The Lafitte Housing Project is another staple of Tremé. Constructed in 1941, the Lafitte was the first housing project in the city built for Black residents and was considered one of the best low-rent projects in the South. Just across the Lafitte stands one of the most legendary spots in New Orleans: Dooky Chase’s Restaurant. What started out as a po-boy shop, turned into a sit-down restaurant by Edgar “Dooky” Chase II and his wife, Leah Chase. Mrs. Chase’s Creole cooking became as infectious as her spirit and her gumbo as warm as her heart. She opened her doors to the same Black people that were being denied service at upscale establishments and welcomed Civil Rights leaders to hold meetings in her restaurant. Dr. Martin Luther King and the Freedom Bus Riders once held a secret meeting in Dooky Chase’s, then over 50 years later, Mrs. Chase fed the nation’s first Black president, Barack Obama.
Everything Is At Stake
Tremé gave New Orleans its heartbeat — from the spiritual and celebratory gatherings of free and enslaved people on Sundays in Congo Square; to the distinct, Creole architecture given to us by the African, Haitian, and French people that resided there. Jazz music was birthed in Treme. Corner bars with live music were just a block away and jazz funerals and second lines were normalities. Tremé became the hub of Black New Orleans’ cultural, historical, and political traditions. Tremé’s residents have been protesting oppression, preserving Black culture, and protecting Black livelihood since its inception. In the face of the rapid gentrification of New Orleans since Hurricane Katrina, the Black residents of Tremé continue this protest, preservation, and protection through their mere existence.
While gentrification gradually takes over nearly every Black neighborhood in New Orleans, the speed of gentrification in Tremé has been a slap to the face. Due to Tremé’s close proximity to the French Quarter, the neighborhood has become a gold mine for developers, transplants, and tourists.
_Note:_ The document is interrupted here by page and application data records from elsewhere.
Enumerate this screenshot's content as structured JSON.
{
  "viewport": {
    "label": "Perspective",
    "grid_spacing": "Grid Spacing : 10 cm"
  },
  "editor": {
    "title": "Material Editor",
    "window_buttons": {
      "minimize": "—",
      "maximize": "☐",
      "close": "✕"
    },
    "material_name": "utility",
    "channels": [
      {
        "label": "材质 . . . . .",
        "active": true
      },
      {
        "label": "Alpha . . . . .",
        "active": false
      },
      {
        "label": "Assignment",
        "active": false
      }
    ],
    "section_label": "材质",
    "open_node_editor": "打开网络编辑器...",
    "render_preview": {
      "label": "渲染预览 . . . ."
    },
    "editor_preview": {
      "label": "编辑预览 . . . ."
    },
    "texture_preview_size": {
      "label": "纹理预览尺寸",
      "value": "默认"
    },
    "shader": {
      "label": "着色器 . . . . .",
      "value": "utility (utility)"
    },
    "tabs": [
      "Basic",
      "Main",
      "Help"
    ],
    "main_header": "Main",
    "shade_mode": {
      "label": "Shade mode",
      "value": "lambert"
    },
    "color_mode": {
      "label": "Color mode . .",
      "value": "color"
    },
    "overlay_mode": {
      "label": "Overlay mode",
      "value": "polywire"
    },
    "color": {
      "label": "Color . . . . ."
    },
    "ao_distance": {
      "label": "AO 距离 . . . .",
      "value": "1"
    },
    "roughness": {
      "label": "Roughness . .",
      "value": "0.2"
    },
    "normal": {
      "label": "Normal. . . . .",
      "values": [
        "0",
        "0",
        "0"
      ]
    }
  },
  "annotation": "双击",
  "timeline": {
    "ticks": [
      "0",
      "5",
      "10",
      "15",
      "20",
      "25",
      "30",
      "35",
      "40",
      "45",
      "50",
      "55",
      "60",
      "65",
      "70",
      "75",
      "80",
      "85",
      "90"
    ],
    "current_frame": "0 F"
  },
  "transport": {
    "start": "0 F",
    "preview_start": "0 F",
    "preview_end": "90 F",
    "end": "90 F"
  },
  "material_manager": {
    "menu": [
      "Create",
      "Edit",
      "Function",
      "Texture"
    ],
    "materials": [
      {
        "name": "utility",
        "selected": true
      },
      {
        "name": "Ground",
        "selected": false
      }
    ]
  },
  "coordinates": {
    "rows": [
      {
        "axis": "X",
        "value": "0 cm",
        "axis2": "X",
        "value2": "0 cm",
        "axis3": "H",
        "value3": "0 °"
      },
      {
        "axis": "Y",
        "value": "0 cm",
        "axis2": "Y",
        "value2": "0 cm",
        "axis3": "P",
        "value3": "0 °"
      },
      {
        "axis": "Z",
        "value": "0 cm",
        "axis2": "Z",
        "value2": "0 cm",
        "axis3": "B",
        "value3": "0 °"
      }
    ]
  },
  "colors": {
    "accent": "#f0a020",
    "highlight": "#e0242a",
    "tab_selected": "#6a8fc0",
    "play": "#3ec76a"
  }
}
As short-term vacation rentals come in, Black Tremé families are being pushed out. When white-owned businesses begin to pop up, historic Black-owned businesses struggle to keep their doors open. The way of life that has molded Tremé is often diminished by white out of towners that just don’t seem to get it.
The iconic, Black-owned Circle Food Store recently had to close its doors indefinitely. The Lafitte Projects has been redeveloped since Katrina as “mixed income” housing and St. Peter Claver School announced that it would be closing its doors at the end of the 2019 school year. As a city, we brag on Tremé. It is the soul of New Orleans, THE oldest Black neighborhood in the country. But what do we have to show for it now, when the Black families that molded this community are being displaced? How do we provide walking tours of what used to be without making a deliberate effort to hold on to what it was?
While the rest of the country celebrated Super Bowl Sunday, the people of my city instead celebrated each other with ‘Boycott Bowl’ events and the Tremé Sidewalk Steppers Second Line. Tremé residents, both current and displaced, and the rest of Black New Orleans came out in the masses. Traditions created by enslaved and free ancestors are still being carried out in the 6th Ward to this day.Tremé residents took what was once a plantation and made that land theirs. This neighborhood has always set an example and carried out acts of resistance as solutions to acts of oppression. The gentrification of Tremé puts all of New Orleans at stake, but when I hear a Black woman on Dumaine speaking in Haitian-Creole, Black children playing across from a white-owned business on St. Philip, and hear the faint sound of drums outside of Congo Square on a Sunday; I am reminded that the people, neighborhood, and culture of this community will live on forever.